High-power ultrafast thin disk laser oscillators and their potential for sub-100-femtosecond pulse generation

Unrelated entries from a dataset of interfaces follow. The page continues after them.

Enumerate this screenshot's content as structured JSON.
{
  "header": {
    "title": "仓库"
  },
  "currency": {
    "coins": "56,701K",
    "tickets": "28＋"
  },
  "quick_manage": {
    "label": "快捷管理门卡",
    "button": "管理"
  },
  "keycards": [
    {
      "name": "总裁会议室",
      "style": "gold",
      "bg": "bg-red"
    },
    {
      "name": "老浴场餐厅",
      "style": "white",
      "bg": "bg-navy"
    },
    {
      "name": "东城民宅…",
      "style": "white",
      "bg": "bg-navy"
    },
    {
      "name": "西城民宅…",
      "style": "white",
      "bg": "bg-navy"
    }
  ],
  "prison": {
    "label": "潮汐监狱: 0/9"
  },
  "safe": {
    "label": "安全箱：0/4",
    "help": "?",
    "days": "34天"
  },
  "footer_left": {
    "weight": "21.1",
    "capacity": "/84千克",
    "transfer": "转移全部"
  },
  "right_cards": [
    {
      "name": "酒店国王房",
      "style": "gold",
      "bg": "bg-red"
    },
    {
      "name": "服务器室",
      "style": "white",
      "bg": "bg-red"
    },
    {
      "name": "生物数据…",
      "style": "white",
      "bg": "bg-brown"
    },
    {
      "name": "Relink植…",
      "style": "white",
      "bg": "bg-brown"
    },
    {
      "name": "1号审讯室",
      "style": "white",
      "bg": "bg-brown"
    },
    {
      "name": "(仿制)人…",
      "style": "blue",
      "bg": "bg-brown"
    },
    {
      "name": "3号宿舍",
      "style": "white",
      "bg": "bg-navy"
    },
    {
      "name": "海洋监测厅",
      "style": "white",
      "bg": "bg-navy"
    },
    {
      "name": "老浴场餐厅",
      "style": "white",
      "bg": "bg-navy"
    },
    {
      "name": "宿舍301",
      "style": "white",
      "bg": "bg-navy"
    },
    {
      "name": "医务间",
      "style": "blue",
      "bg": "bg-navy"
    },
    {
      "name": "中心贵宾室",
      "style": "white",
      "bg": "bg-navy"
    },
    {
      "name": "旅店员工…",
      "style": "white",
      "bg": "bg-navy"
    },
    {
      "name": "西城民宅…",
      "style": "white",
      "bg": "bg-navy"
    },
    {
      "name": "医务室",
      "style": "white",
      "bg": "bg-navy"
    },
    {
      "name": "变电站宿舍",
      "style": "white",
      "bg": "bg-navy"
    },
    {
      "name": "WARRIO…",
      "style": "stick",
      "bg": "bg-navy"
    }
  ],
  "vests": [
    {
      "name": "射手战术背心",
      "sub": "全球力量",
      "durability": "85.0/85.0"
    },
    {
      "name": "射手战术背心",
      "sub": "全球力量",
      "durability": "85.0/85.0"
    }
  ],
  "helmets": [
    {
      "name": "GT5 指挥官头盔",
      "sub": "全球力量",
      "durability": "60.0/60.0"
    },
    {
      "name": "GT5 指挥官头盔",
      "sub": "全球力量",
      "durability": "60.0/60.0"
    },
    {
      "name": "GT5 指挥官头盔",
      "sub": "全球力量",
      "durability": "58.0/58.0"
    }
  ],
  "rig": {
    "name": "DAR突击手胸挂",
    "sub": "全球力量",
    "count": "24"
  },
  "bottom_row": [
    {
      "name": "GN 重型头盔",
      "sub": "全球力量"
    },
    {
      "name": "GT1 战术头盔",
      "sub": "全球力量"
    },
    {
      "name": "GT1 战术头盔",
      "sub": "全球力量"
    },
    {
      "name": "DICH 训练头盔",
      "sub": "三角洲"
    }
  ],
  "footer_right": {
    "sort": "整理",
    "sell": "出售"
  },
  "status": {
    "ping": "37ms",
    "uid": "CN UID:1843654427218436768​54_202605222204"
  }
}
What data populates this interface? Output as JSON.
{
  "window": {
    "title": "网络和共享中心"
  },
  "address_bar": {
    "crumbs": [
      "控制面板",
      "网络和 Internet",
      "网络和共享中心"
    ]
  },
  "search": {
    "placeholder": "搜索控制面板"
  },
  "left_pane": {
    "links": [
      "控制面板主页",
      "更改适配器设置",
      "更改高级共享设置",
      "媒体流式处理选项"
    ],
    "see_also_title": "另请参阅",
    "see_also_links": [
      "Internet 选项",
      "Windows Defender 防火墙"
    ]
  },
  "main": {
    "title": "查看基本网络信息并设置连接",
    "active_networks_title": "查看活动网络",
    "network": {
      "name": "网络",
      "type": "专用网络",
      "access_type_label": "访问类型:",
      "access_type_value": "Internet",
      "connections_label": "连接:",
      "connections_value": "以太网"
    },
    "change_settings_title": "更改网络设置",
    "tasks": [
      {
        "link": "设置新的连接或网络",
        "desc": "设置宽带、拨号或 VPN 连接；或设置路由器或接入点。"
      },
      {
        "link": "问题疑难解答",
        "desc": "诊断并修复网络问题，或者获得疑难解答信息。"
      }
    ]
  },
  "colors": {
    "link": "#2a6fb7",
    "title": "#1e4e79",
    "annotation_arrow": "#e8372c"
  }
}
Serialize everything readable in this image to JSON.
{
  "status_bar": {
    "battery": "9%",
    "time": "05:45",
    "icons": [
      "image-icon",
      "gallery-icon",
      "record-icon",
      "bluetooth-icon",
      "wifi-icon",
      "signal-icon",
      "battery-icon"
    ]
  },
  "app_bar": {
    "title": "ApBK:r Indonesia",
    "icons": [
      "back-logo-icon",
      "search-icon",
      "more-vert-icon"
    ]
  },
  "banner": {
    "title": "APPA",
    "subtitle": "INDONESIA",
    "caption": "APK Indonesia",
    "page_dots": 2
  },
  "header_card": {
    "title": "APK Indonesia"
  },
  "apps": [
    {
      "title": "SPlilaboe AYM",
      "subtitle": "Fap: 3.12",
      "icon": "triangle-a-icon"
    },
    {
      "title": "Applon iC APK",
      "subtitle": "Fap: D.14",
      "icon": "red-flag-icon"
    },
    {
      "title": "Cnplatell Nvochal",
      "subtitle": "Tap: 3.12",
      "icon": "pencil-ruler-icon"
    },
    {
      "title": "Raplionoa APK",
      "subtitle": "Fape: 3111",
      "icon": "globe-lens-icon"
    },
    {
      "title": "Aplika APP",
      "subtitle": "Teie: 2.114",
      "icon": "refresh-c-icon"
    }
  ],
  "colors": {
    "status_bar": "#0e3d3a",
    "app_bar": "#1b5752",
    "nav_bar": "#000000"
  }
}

Ultrafast thin disk laser oscillators achieve the highest average output powers and pulse energies of any mode-locked laser oscillator technology. The thin disk concept avoids thermal problems occurring in conventional high-power rod or slab lasers and enables high-power TEM 00 operation with broadband gain materials. Stable and self-starting passive pulse formation is achieved with semiconductor saturable absorber mirrors (SESAMs). The key components of ultrafast thin disk lasers, such as gain material, SESAM, and dispersive cavity mirrors, are all used in reflection. This is an advantage for the generation of ultrashort pulses with excellent temporal, spectral, and spatial properties because the pulses are not affected by large nonlinearities in the oscillator. Output powers close to 100 W and pulse energies above 10 μJ are directly obtained without any additional amplification, which makes these lasers interesting for a growing number of industrial and scientific applications such as material processing or driving experiments in high-field science. Ultrafast thin disk lasers are based on a power-scalable concept, and substantially higher power levels appear feasible. However, both the highest power levels and pulse energies are currently only achieved with Yb:YAG as the gain material, which limits the gain bandwidth and therefore the achievable pulse duration to 700 to 800 fs in efficient thin disk operation. Other Yb-doped gain materials exhibit a larger gain bandwidth and support shorter pulse durations. It is important to evaluate their suitability for power scaling in the thin disk laser geometry. In this paper, we review the development of ultrafast thin disk lasers with shorter pulse durations. We discuss the requirements on the gain materials and compare different Yb-doped host materials. The recently developed sesquioxide materials are particularly promising as they enabled the highest optical-to-optical efficiency (43%) and shortest pulse duration (227 fs) ever achieved with a mode-locked thin disk laser.